> [Dataset]:
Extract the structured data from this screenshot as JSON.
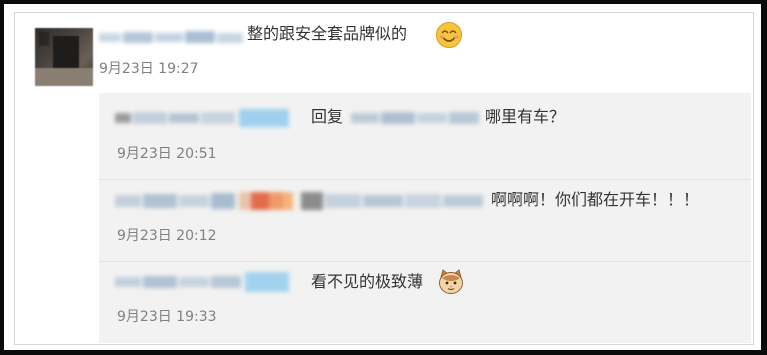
{
  "main_comment": {
    "text": "整的跟安全套品牌似的",
    "emoji": "smiling-face-emoji",
    "timestamp": "9月23日 19:27"
  },
  "replies": [
    {
      "reply_word": "回复",
      "text": "哪里有车？",
      "timestamp": "9月23日 20:51"
    },
    {
      "text": "啊啊啊！你们都在开车！！！",
      "timestamp": "9月23日 20:12"
    },
    {
      "text": "看不见的极致薄",
      "emoji": "cat-face-emoji",
      "timestamp": "9月23日 19:33"
    }
  ],
  "colors": {
    "timestamp": "#808080",
    "reply_bg": "#f2f2f2",
    "blurred_name": "#b9c8d8"
  }
}
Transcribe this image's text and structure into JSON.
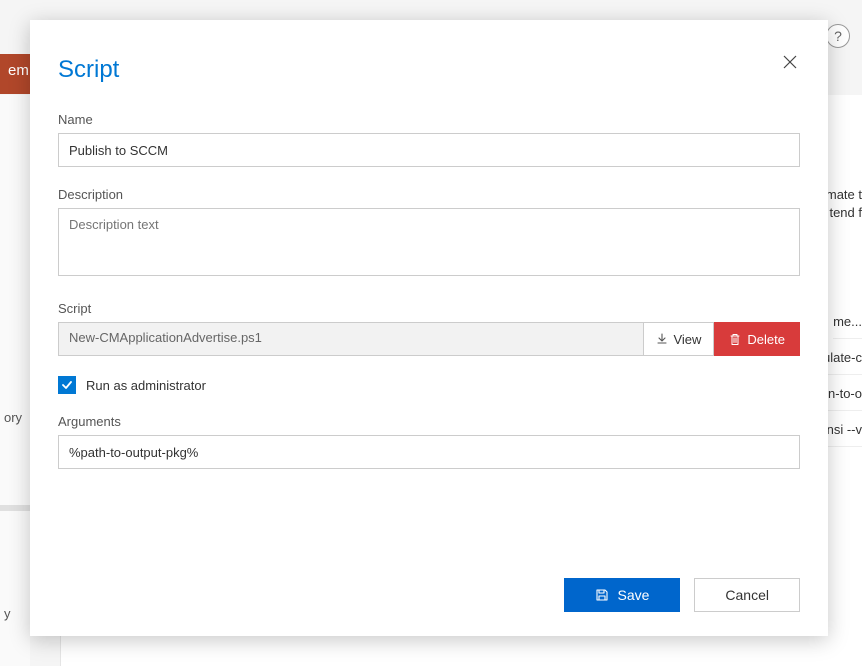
{
  "background": {
    "header_fragment": "em",
    "sidebar": {
      "item1": "ory",
      "item2": "y"
    },
    "right": {
      "text1": "mate t",
      "text2": "tend f",
      "li1": "me...",
      "li2": "ulate-c",
      "li3": "n-to-o",
      "li4": "nsi --v"
    }
  },
  "help": "?",
  "modal": {
    "title": "Script",
    "labels": {
      "name": "Name",
      "description": "Description",
      "script": "Script",
      "arguments": "Arguments"
    },
    "fields": {
      "name_value": "Publish to SCCM",
      "description_placeholder": "Description text",
      "script_filename": "New-CMApplicationAdvertise.ps1",
      "arguments_value": "%path-to-output-pkg%"
    },
    "buttons": {
      "view": "View",
      "delete": "Delete",
      "save": "Save",
      "cancel": "Cancel"
    },
    "checkbox": {
      "run_as_admin": "Run as administrator",
      "checked": true
    }
  }
}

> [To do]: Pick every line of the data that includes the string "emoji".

> [Output]:
    "emoji": "smiling-face-emoji",
      "emoji": "cat-face-emoji",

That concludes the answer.